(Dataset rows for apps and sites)
▽

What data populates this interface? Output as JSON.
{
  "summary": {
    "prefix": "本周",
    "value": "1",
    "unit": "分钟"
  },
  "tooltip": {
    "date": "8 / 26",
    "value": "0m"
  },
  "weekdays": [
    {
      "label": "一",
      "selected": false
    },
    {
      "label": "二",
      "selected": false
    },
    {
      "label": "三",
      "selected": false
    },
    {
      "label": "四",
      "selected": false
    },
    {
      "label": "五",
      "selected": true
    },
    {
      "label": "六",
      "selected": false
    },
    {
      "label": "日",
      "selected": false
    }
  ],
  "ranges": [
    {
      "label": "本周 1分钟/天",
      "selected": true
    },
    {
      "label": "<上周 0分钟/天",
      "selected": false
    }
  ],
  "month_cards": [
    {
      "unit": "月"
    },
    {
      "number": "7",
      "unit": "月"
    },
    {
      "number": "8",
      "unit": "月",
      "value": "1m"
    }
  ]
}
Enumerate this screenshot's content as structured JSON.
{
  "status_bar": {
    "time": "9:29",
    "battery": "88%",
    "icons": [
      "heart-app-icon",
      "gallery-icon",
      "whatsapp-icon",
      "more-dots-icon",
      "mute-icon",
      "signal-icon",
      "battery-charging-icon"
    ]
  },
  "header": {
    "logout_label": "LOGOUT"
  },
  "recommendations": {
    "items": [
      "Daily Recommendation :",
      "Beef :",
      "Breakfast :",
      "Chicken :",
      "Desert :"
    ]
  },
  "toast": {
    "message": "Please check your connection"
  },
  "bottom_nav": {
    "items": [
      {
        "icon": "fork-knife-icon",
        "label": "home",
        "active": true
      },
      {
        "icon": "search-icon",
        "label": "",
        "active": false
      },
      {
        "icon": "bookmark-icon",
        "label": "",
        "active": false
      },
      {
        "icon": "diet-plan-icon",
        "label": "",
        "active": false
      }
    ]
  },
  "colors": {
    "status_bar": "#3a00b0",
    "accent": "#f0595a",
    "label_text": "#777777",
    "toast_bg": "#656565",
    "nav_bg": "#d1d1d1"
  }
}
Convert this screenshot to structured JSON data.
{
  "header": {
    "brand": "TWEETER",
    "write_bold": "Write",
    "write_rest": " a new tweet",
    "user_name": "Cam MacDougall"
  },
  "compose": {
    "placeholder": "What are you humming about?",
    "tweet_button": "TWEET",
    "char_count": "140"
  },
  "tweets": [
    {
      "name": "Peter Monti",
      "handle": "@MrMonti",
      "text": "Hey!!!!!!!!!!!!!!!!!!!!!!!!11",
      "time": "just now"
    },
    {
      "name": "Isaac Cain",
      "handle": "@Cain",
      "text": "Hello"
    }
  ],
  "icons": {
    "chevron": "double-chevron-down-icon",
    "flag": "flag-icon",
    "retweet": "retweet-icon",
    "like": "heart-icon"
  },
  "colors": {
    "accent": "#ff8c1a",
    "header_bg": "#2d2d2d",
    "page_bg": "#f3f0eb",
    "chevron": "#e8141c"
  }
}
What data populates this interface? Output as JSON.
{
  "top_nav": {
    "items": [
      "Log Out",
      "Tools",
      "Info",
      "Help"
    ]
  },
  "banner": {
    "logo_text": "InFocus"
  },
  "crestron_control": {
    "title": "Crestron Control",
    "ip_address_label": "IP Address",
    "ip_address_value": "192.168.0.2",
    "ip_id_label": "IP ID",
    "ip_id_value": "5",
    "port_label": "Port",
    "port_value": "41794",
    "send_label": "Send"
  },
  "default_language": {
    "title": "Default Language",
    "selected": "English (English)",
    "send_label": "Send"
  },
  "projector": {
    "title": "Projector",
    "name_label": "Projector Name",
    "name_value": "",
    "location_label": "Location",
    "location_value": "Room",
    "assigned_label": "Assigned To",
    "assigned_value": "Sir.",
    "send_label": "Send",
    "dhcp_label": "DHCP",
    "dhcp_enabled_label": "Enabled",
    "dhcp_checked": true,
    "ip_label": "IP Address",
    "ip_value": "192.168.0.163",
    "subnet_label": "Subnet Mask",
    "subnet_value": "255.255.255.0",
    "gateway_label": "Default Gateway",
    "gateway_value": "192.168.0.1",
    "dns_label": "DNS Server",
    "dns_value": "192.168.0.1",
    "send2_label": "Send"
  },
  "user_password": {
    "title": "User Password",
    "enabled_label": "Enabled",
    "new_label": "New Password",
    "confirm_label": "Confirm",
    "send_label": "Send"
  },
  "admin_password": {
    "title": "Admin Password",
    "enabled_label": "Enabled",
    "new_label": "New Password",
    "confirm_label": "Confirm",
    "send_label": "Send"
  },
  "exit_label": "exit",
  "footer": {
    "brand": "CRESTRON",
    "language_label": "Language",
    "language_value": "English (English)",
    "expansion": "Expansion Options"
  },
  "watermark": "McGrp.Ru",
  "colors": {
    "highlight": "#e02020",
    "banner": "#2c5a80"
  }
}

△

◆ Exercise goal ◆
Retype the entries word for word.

◆ Task result ◆
What data populates this interface? Output as JSON.
{
  "summary": {
    "prefix": "本周",
    "value": "1",
    "unit": "分钟"
  },
  "tooltip": {
    "date": "8 / 26",
    "value": "0m"
  },
  "weekdays": [
    {
      "label": "一",
      "selected": false
    },
    {
      "label": "二",
      "selected": false
    },
    {
      "label": "三",
      "selected": false
    },
    {
      "label": "四",
      "selected": false
    },
    {
      "label": "五",
      "selected": true
    },
    {
      "label": "六",
      "selected": false
    },
    {
      "label": "日",
      "selected": false
    }
  ],
  "ranges": [
    {
      "label": "本周 1分钟/天",
      "selected": true
    },
    {
      "label": "<上周 0分钟/天",
      "selected": false
    }
  ],
  "month_cards": [
    {
      "unit": "月"
    },
    {
      "number": "7",
      "unit": "月"
    },
    {
      "number": "8",
      "unit": "月",
      "value": "1m"
    }
  ]
}
Enumerate this screenshot's content as structured JSON.
{
  "status_bar": {
    "time": "9:29",
    "battery": "88%",
    "icons": [
      "heart-app-icon",
      "gallery-icon",
      "whatsapp-icon",
      "more-dots-icon",
      "mute-icon",
      "signal-icon",
      "battery-charging-icon"
    ]
  },
  "header": {
    "logout_label": "LOGOUT"
  },
  "recommendations": {
    "items": [
      "Daily Recommendation :",
      "Beef :",
      "Breakfast :",
      "Chicken :",
      "Desert :"
    ]
  },
  "toast": {
    "message": "Please check your connection"
  },
  "bottom_nav": {
    "items": [
      {
        "icon": "fork-knife-icon",
        "label": "home",
        "active": true
      },
      {
        "icon": "search-icon",
        "label": "",
        "active": false
      },
      {
        "icon": "bookmark-icon",
        "label": "",
        "active": false
      },
      {
        "icon": "diet-plan-icon",
        "label": "",
        "active": false
      }
    ]
  },
  "colors": {
    "status_bar": "#3a00b0",
    "accent": "#f0595a",
    "label_text": "#777777",
    "toast_bg": "#656565",
    "nav_bg": "#d1d1d1"
  }
}
Convert this screenshot to structured JSON data.
{
  "header": {
    "brand": "TWEETER",
    "write_bold": "Write",
    "write_rest": " a new tweet",
    "user_name": "Cam MacDougall"
  },
  "compose": {
    "placeholder": "What are you humming about?",
    "tweet_button": "TWEET",
    "char_count": "140"
  },
  "tweets": [
    {
      "name": "Peter Monti",
      "handle": "@MrMonti",
      "text": "Hey!!!!!!!!!!!!!!!!!!!!!!!!11",
      "time": "just now"
    },
    {
      "name": "Isaac Cain",
      "handle": "@Cain",
      "text": "Hello"
    }
  ],
  "icons": {
    "chevron": "double-chevron-down-icon",
    "flag": "flag-icon",
    "retweet": "retweet-icon",
    "like": "heart-icon"
  },
  "colors": {
    "accent": "#ff8c1a",
    "header_bg": "#2d2d2d",
    "page_bg": "#f3f0eb",
    "chevron": "#e8141c"
  }
}
What data populates this interface? Output as JSON.
{
  "top_nav": {
    "items": [
      "Log Out",
      "Tools",
      "Info",
      "Help"
    ]
  },
  "banner": {
    "logo_text": "InFocus"
  },
  "crestron_control": {
    "title": "Crestron Control",
    "ip_address_label": "IP Address",
    "ip_address_value": "192.168.0.2",
    "ip_id_label": "IP ID",
    "ip_id_value": "5",
    "port_label": "Port",
    "port_value": "41794",
    "send_label": "Send"
  },
  "default_language": {
    "title": "Default Language",
    "selected": "English (English)",
    "send_label": "Send"
  },
  "projector": {
    "title": "Projector",
    "name_label": "Projector Name",
    "name_value": "",
    "location_label": "Location",
    "location_value": "Room",
    "assigned_label": "Assigned To",
    "assigned_value": "Sir.",
    "send_label": "Send",
    "dhcp_label": "DHCP",
    "dhcp_enabled_label": "Enabled",
    "dhcp_checked": true,
    "ip_label": "IP Address",
    "ip_value": "192.168.0.163",
    "subnet_label": "Subnet Mask",
    "subnet_value": "255.255.255.0",
    "gateway_label": "Default Gateway",
    "gateway_value": "192.168.0.1",
    "dns_label": "DNS Server",
    "dns_value": "192.168.0.1",
    "send2_label": "Send"
  },
  "user_password": {
    "title": "User Password",
    "enabled_label": "Enabled",
    "new_label": "New Password",
    "confirm_label": "Confirm",
    "send_label": "Send"
  },
  "admin_password": {
    "title": "Admin Password",
    "enabled_label": "Enabled",
    "new_label": "New Password",
    "confirm_label": "Confirm",
    "send_label": "Send"
  },
  "exit_label": "exit",
  "footer": {
    "brand": "CRESTRON",
    "language_label": "Language",
    "language_value": "English (English)",
    "expansion": "Expansion Options"
  },
  "watermark": "McGrp.Ru",
  "colors": {
    "highlight": "#e02020",
    "banner": "#2c5a80"
  }
}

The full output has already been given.